Restate word for word the lines that run from the one containing "Convert this screenshot" to the last line of the data, both ends included.
··· ENTRIES PROVIDED ···
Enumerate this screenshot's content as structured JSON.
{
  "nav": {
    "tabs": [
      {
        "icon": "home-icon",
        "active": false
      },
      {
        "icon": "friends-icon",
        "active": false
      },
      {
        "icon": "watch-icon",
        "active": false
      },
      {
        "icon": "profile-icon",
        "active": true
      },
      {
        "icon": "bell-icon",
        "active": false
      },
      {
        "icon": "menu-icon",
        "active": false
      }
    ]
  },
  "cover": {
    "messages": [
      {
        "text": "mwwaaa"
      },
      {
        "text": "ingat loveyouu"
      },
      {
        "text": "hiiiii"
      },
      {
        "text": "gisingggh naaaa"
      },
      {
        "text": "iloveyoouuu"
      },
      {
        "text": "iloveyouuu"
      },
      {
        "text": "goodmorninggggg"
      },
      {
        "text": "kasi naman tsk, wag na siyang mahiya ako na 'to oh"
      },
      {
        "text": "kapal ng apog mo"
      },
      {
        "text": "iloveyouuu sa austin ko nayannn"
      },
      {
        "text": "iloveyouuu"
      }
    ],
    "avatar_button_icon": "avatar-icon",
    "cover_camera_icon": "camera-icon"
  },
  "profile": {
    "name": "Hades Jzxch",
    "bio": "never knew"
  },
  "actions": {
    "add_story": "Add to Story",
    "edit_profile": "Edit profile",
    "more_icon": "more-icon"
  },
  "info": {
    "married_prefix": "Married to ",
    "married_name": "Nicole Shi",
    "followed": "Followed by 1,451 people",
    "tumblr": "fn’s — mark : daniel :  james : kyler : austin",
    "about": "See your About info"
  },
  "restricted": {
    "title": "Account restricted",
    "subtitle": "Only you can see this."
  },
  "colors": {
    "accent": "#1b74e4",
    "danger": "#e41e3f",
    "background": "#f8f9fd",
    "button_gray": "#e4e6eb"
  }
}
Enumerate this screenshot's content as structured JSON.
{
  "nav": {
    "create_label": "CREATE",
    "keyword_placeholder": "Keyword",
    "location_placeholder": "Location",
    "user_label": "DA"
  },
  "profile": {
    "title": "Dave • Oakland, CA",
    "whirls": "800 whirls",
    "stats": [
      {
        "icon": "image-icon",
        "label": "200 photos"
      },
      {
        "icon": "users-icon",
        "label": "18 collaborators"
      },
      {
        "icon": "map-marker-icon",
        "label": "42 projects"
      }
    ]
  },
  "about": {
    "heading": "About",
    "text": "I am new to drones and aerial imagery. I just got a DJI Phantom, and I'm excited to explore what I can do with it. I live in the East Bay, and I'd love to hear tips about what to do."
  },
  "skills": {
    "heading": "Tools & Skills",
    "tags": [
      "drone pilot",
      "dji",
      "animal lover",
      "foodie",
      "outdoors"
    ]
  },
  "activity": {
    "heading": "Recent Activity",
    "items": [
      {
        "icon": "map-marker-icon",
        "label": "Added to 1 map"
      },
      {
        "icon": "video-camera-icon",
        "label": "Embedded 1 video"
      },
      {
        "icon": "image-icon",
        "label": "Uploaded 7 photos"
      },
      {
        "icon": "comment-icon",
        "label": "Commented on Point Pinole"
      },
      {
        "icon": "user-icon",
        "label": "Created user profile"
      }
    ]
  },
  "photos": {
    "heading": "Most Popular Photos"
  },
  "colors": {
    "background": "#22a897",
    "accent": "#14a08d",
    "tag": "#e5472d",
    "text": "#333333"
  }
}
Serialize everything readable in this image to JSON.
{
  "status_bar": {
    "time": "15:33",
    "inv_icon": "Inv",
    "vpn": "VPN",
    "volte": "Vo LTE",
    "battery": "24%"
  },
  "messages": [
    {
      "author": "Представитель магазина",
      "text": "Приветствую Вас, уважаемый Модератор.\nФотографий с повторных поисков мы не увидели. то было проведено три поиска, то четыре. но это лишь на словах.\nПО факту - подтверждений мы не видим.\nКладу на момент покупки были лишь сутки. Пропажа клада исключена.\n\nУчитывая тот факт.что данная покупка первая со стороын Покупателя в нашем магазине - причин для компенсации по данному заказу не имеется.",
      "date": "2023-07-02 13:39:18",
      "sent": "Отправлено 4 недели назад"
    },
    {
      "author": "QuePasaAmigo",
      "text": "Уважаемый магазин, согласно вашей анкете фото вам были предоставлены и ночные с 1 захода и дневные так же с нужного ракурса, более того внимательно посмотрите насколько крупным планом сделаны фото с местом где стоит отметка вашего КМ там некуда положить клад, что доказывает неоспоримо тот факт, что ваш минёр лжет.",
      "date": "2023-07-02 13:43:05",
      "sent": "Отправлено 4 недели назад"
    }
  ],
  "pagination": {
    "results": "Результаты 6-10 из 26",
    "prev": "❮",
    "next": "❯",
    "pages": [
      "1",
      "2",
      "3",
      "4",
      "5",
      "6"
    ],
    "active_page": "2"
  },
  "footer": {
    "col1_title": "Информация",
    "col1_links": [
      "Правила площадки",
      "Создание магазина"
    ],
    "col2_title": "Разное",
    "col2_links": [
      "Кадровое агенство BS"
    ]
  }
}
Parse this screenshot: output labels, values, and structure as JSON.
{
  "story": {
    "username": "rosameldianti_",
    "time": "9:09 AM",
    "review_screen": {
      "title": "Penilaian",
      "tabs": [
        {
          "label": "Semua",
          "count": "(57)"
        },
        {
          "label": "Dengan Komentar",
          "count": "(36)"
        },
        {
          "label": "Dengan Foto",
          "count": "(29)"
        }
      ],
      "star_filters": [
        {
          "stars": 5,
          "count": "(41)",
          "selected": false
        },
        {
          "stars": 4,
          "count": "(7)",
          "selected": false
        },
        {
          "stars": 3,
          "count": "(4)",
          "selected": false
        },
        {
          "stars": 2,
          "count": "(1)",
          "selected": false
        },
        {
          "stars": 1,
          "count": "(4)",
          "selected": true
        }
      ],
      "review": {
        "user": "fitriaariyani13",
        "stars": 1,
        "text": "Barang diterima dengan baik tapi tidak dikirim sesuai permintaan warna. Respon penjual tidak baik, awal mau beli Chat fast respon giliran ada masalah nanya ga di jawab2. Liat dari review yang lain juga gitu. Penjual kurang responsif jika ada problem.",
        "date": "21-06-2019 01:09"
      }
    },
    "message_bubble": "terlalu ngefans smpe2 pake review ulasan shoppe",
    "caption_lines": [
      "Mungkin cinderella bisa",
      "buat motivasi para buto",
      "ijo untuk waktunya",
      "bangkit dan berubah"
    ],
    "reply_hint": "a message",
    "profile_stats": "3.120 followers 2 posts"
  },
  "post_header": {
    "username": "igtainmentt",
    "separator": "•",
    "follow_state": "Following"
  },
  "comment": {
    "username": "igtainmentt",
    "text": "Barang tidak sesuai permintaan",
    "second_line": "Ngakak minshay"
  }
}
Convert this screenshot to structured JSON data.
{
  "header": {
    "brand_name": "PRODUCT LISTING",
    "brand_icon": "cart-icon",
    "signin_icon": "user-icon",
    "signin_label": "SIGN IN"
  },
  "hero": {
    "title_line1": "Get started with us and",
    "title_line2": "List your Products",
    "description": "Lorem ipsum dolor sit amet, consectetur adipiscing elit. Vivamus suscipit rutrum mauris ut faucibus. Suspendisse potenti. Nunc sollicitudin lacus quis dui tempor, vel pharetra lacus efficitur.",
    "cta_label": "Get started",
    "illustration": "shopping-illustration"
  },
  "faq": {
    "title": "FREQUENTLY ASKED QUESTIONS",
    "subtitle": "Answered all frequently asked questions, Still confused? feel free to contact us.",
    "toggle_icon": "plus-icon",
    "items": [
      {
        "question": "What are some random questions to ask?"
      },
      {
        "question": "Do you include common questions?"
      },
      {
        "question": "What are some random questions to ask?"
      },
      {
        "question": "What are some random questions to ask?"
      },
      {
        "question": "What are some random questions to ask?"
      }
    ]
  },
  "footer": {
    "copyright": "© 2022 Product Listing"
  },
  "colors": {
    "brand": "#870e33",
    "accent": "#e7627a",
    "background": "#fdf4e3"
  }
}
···
FINISHED EXERCISE.
Convert this screenshot to structured JSON data.
{
  "header": {
    "brand_name": "PRODUCT LISTING",
    "brand_icon": "cart-icon",
    "signin_icon": "user-icon",
    "signin_label": "SIGN IN"
  },
  "hero": {
    "title_line1": "Get started with us and",
    "title_line2": "List your Products",
    "description": "Lorem ipsum dolor sit amet, consectetur adipiscing elit. Vivamus suscipit rutrum mauris ut faucibus. Suspendisse potenti. Nunc sollicitudin lacus quis dui tempor, vel pharetra lacus efficitur.",
    "cta_label": "Get started",
    "illustration": "shopping-illustration"
  },
  "faq": {
    "title": "FREQUENTLY ASKED QUESTIONS",
    "subtitle": "Answered all frequently asked questions, Still confused? feel free to contact us.",
    "toggle_icon": "plus-icon",
    "items": [
      {
        "question": "What are some random questions to ask?"
      },
      {
        "question": "Do you include common questions?"
      },
      {
        "question": "What are some random questions to ask?"
      },
      {
        "question": "What are some random questions to ask?"
      },
      {
        "question": "What are some random questions to ask?"
      }
    ]
  },
  "footer": {
    "copyright": "© 2022 Product Listing"
  },
  "colors": {
    "brand": "#870e33",
    "accent": "#e7627a",
    "background": "#fdf4e3"
  }
}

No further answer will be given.